I’ve worked with many leaders and emerging leaders over the years and I’ve noticed several themes emerge in these engagements. One central concern is how to develop others when your time is limited, your responsibilities are great and the circumstances are taxing.
While difficult organizational realities are here to stay, there are three simple strategies that can help you grow other people, even in demanding times.
- Assess your own readiness to take on the task of developing others. If you are not ready, what do you need to become ready?
- Evaluate the “readiness” of your subordinates to grow, change, take risks and learn to do things differently. If they are not ready, help them prepare. If you don’t know what they need, ask them.
- Ask questions that inspire others’ ideas for solutions rather than automatically providing your own best answers.
These strategies can be used in most developmental conversations. For example, they can nurture high potential leaders and they can assist when you coach managers who are facing situations that are operationally or emotionally challenging. They can also guide you when you are providing constructive criticism.

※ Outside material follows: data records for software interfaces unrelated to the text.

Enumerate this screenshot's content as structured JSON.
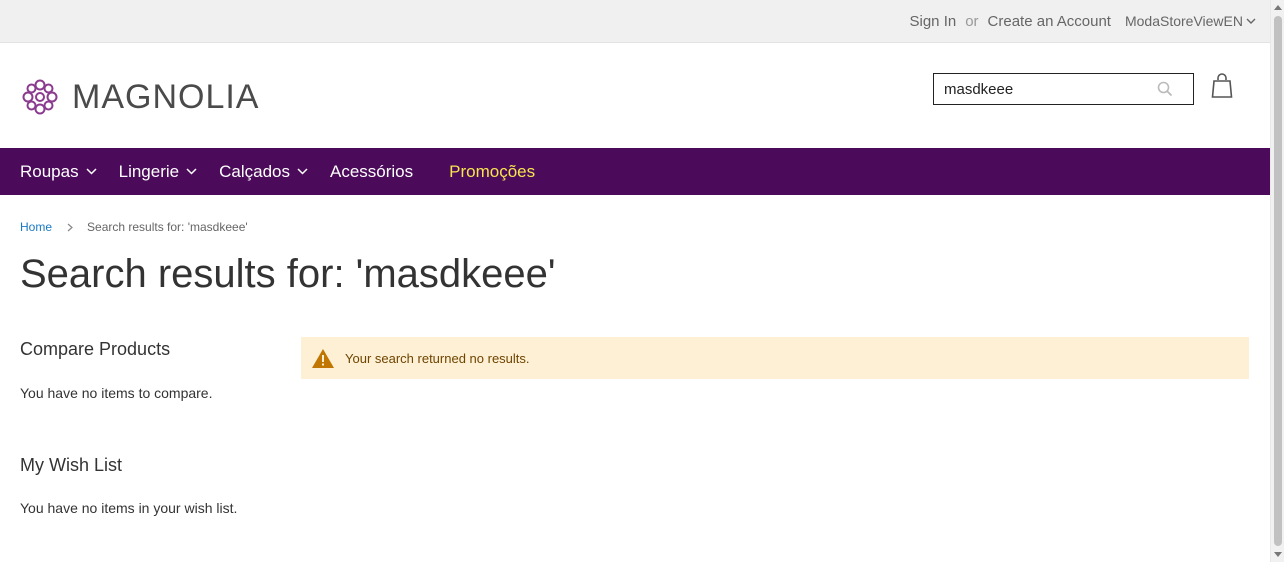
{
  "top_links": {
    "sign_in": "Sign In",
    "or": "or",
    "create_account": "Create an Account",
    "store_view": "ModaStoreViewEN"
  },
  "logo": {
    "text": "MAGNOLIA",
    "color": "#8b3a8f"
  },
  "search": {
    "value": "masdkeee"
  },
  "nav": {
    "items": [
      {
        "label": "Roupas"
      },
      {
        "label": "Lingerie"
      },
      {
        "label": "Calçados"
      },
      {
        "label": "Acessórios"
      },
      {
        "label": "Promoções"
      }
    ],
    "background": "#4b0a5a",
    "promo_color": "#f5e64e"
  },
  "breadcrumb": {
    "home": "Home",
    "current": "Search results for: 'masdkeee'"
  },
  "page_title": "Search results for: 'masdkeee'",
  "sidebar": {
    "compare_title": "Compare Products",
    "compare_text": "You have no items to compare.",
    "wishlist_title": "My Wish List",
    "wishlist_text": "You have no items in your wish list."
  },
  "message": {
    "text": "Your search returned no results.",
    "icon": "warning-icon"
  }
}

These and similar practices can help you and all of us become more reflective. As we engage others in the hard work of becoming better leaders, we ourselves are similarly engaged. We grow, too. We become more humble, more self-aware, and more powerful. The process greatly benefits us – and it benefits those with whom we work even more.
Portions of this article originally appeared in Nurse Leader.